/---
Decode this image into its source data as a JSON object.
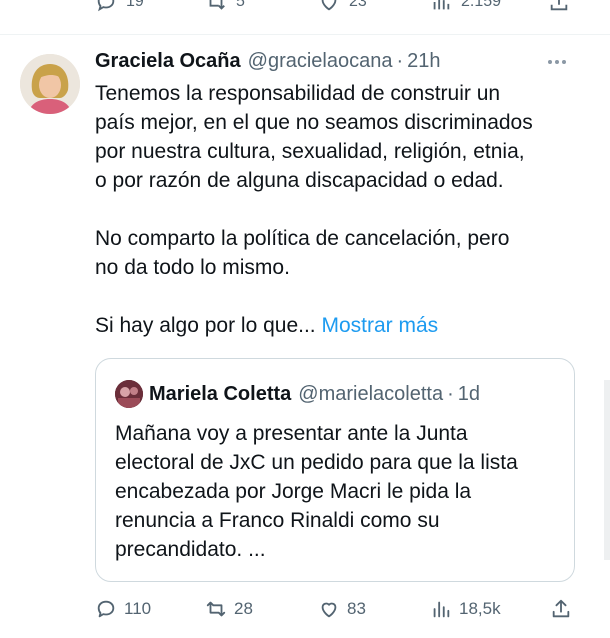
{
  "previous_tweet": {
    "actions": [
      {
        "icon": "reply-icon",
        "count": "19"
      },
      {
        "icon": "retweet-icon",
        "count": "5"
      },
      {
        "icon": "like-icon",
        "count": "23"
      },
      {
        "icon": "views-icon",
        "count": "2.159"
      },
      {
        "icon": "share-icon",
        "count": ""
      }
    ]
  },
  "tweet": {
    "author_name": "Graciela Ocaña",
    "handle": "@gracielaocana",
    "separator": "·",
    "time": "21h",
    "lines_p1": [
      "Tenemos la responsabilidad de construir un",
      "país mejor, en el que no seamos discriminados",
      "por nuestra cultura, sexualidad, religión, etnia,",
      "o por razón de alguna discapacidad o edad."
    ],
    "lines_p2": [
      "No comparto la política de cancelación, pero",
      "no da todo lo mismo."
    ],
    "truncated_text": "Si hay algo por lo que...",
    "show_more": "Mostrar más",
    "actions": {
      "reply": "110",
      "retweet": "28",
      "like": "83",
      "views": "18,5k"
    }
  },
  "quote": {
    "author_name": "Mariela Coletta",
    "handle": "@marielacoletta",
    "separator": "·",
    "time": "1d",
    "lines": [
      "Mañana voy a presentar ante la Junta",
      "electoral de JxC un pedido para que la lista",
      "encabezada por Jorge Macri le pida la",
      "renuncia a Franco Rinaldi como su",
      "precandidato. ..."
    ]
  },
  "colors": {
    "text": "#0f1419",
    "secondary": "#536471",
    "link": "#1d9bf0",
    "border": "#cfd9de"
  }
}
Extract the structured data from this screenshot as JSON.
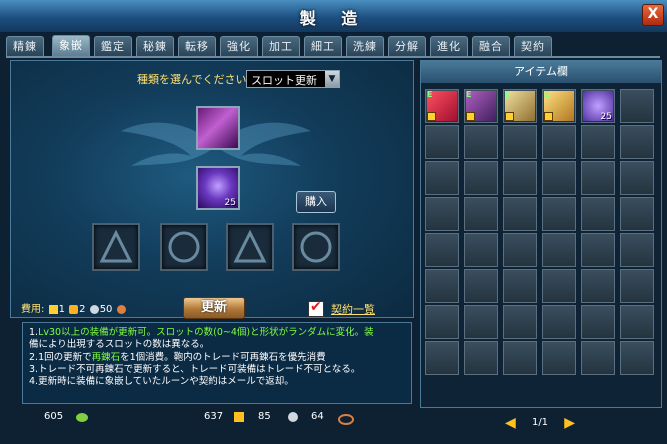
{
  "window": {
    "title": "製 造",
    "close_label": "X"
  },
  "tabs": [
    {
      "label": "精錬"
    },
    {
      "label": "象嵌"
    },
    {
      "label": "鑑定"
    },
    {
      "label": "秘錬"
    },
    {
      "label": "転移"
    },
    {
      "label": "強化"
    },
    {
      "label": "加工"
    },
    {
      "label": "細工"
    },
    {
      "label": "洗練"
    },
    {
      "label": "分解"
    },
    {
      "label": "進化"
    },
    {
      "label": "融合"
    },
    {
      "label": "契約"
    }
  ],
  "active_tab": "象嵌",
  "type_select": {
    "label": "種類を選んでください",
    "value": "スロット更新"
  },
  "slots": {
    "gem_qty": "25"
  },
  "buttons": {
    "buy": "購入",
    "update": "更新"
  },
  "cost": {
    "label": "費用:",
    "v1": "1",
    "v2": "2",
    "v3": "50"
  },
  "contract": {
    "label": "契約一覧",
    "checked": true
  },
  "notes": {
    "l1a": "1.",
    "l1b": "Lv30",
    "l1c": "以上の装備が更新可。",
    "l1d": "スロットの数(0~4個)と形状がランダムに変化。装",
    "l2": "備により出現するスロットの数は異なる。",
    "l3a": "2.1回の更新で",
    "l3b": "再錬石",
    "l3c": "を1個消費。鞄内のトレード可再錬石を優先消費",
    "l4": "3.トレード不可再錬石で更新すると、トレード可装備はトレード不可となる。",
    "l5": "4.更新時に装備に象嵌していたルーンや契約はメールで返却。"
  },
  "currency": {
    "c1": "605",
    "c2": "637",
    "c3": "85",
    "c4": "64"
  },
  "inventory": {
    "header": "アイテム欄",
    "items": [
      {
        "icon": "red-weapon-icon",
        "qty": ""
      },
      {
        "icon": "purple-weapon-icon",
        "qty": ""
      },
      {
        "icon": "gold-weapon-icon",
        "qty": ""
      },
      {
        "icon": "gold-armor-icon",
        "qty": ""
      },
      {
        "icon": "gem-icon",
        "qty": "25"
      }
    ],
    "page": "1/1"
  },
  "colors": {
    "accent": "#ffe070",
    "highlight": "#80ff40"
  }
}
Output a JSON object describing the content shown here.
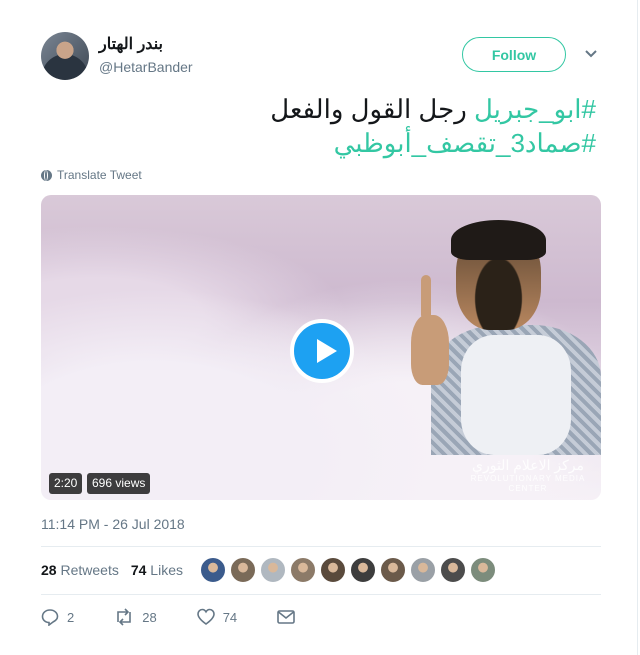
{
  "author": {
    "name": "بندر الهتار",
    "handle": "@HetarBander"
  },
  "follow_label": "Follow",
  "tweet": {
    "line1_hashtag": "#ابو_جبريل",
    "line1_text": " رجل القول والفعل",
    "line2_hashtag": "#صماد3_تقصف_أبوظبي"
  },
  "translate_label": "Translate Tweet",
  "video": {
    "duration": "2:20",
    "views": "696 views",
    "watermark_ar": "مركز الاعلام الثوري",
    "watermark_en_1": "REVOLUTIONARY MEDIA",
    "watermark_en_2": "CENTER"
  },
  "timestamp": "11:14 PM - 26 Jul 2018",
  "stats": {
    "retweets_count": "28",
    "retweets_label": "Retweets",
    "likes_count": "74",
    "likes_label": "Likes"
  },
  "liker_avatar_colors": [
    "#3b5b8c",
    "#7a6a58",
    "#b0b8c0",
    "#8c7a68",
    "#5a4a3c",
    "#3d3d3d",
    "#6b5a4a",
    "#9aa0a6",
    "#4c4c4c",
    "#7c8c7c"
  ],
  "actions": {
    "reply_count": "2",
    "retweet_count": "28",
    "like_count": "74"
  },
  "colors": {
    "accent": "#33c7a3",
    "play": "#1da1f2",
    "muted": "#657786"
  }
}
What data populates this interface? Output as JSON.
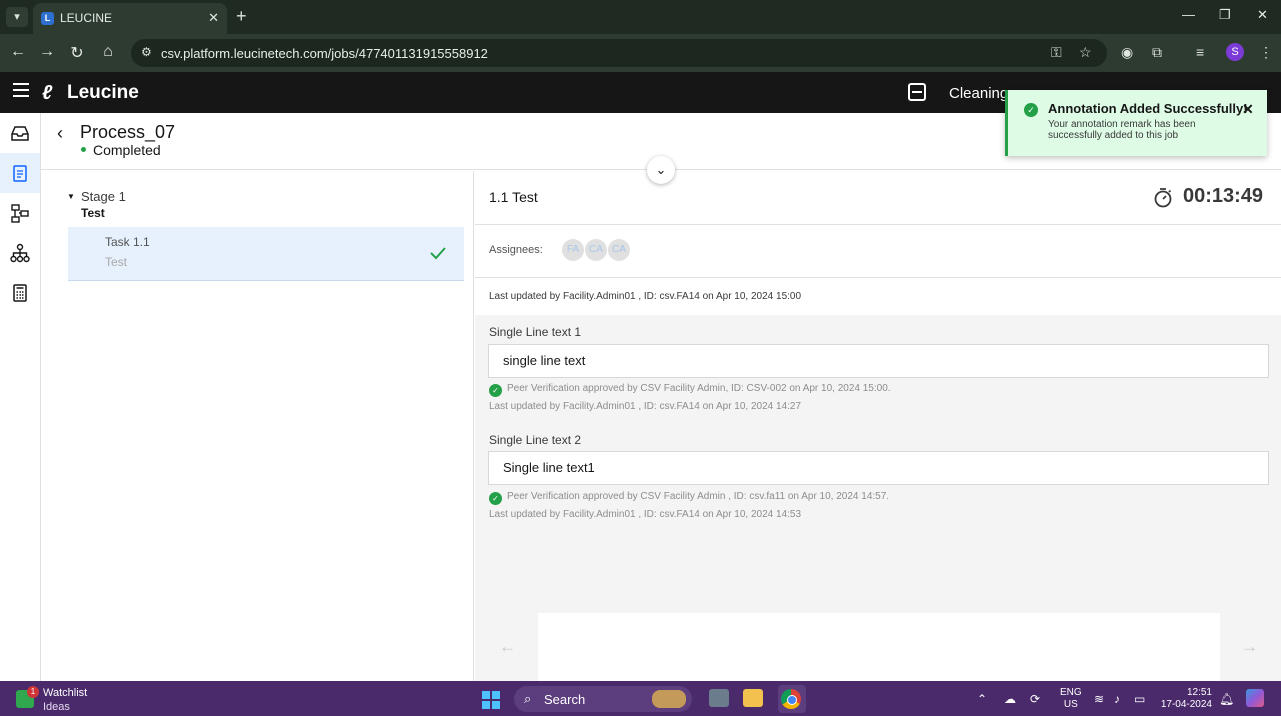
{
  "browser": {
    "tab_title": "LEUCINE",
    "url": "csv.platform.leucinetech.com/jobs/477401131915558912",
    "profile_initial": "S"
  },
  "app": {
    "logo_text": "Leucine",
    "facility": "Cleaning"
  },
  "job": {
    "title": "Process_07",
    "status": "Completed",
    "status_color": "#24a148"
  },
  "stage": {
    "name": "Stage 1",
    "subtitle": "Test",
    "task": {
      "name": "Task 1.1",
      "subtitle": "Test"
    }
  },
  "task_detail": {
    "title": "1.1 Test",
    "timer": "00:13:49",
    "assignees_label": "Assignees:",
    "assignees": [
      "FA",
      "CA",
      "CA"
    ],
    "last_updated": "Last updated by Facility.Admin01 , ID: csv.FA14 on Apr 10, 2024 15:00",
    "parameters": [
      {
        "label": "Single Line text 1",
        "value": "single line text",
        "verification": "Peer Verification approved by CSV Facility Admin, ID: CSV-002 on Apr 10, 2024 15:00.",
        "updated": "Last updated by Facility.Admin01 , ID: csv.FA14 on Apr 10, 2024 14:27"
      },
      {
        "label": "Single Line text 2",
        "value": "Single line text1",
        "verification": "Peer Verification approved by CSV Facility Admin , ID: csv.fa11 on Apr 10, 2024 14:57.",
        "updated": "Last updated by Facility.Admin01 , ID: csv.FA14 on Apr 10, 2024 14:53"
      }
    ]
  },
  "toast": {
    "title": "Annotation Added Successfully!",
    "message": "Your annotation remark has been successfully added to this job",
    "color": "#24a148"
  },
  "taskbar": {
    "watchlist_title": "Watchlist",
    "watchlist_sub": "Ideas",
    "watchlist_badge": "1",
    "search_label": "Search",
    "lang_1": "ENG",
    "lang_2": "US",
    "time": "12:51",
    "date": "17-04-2024"
  }
}
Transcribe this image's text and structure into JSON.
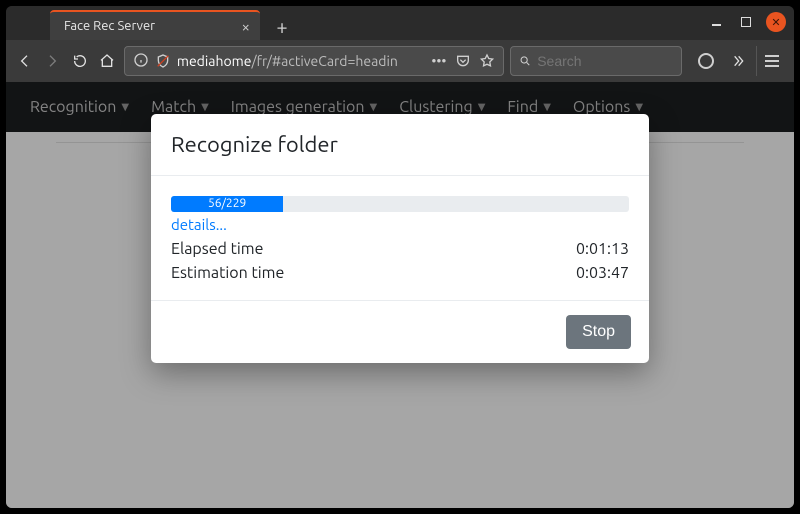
{
  "window": {
    "tab_title": "Face Rec Server",
    "close_glyph": "×",
    "newtab_glyph": "+"
  },
  "toolbar": {
    "url_host": "mediahome",
    "url_rest": "/fr/#activeCard=headin",
    "search_placeholder": "Search",
    "reader_dots": "•••"
  },
  "app_nav": {
    "items": [
      "Recognition",
      "Match",
      "Images generation",
      "Clustering",
      "Find",
      "Options"
    ],
    "caret": "▼"
  },
  "modal": {
    "title": "Recognize folder",
    "progress": {
      "done": 56,
      "total": 229,
      "label": "56/229",
      "percent": 24.5
    },
    "details_label": "details...",
    "elapsed_label": "Elapsed time",
    "elapsed_value": "0:01:13",
    "estimation_label": "Estimation time",
    "estimation_value": "0:03:47",
    "stop_label": "Stop"
  }
}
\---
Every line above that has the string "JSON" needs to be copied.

Written response
Decode this image into its source data as a JSON object.
Extract the structured data from this screenshot as JSON.
Output a JSON object describing the content shown here.
What data populates this interface? Output as JSON.
Transcribe this image's text and structure into JSON.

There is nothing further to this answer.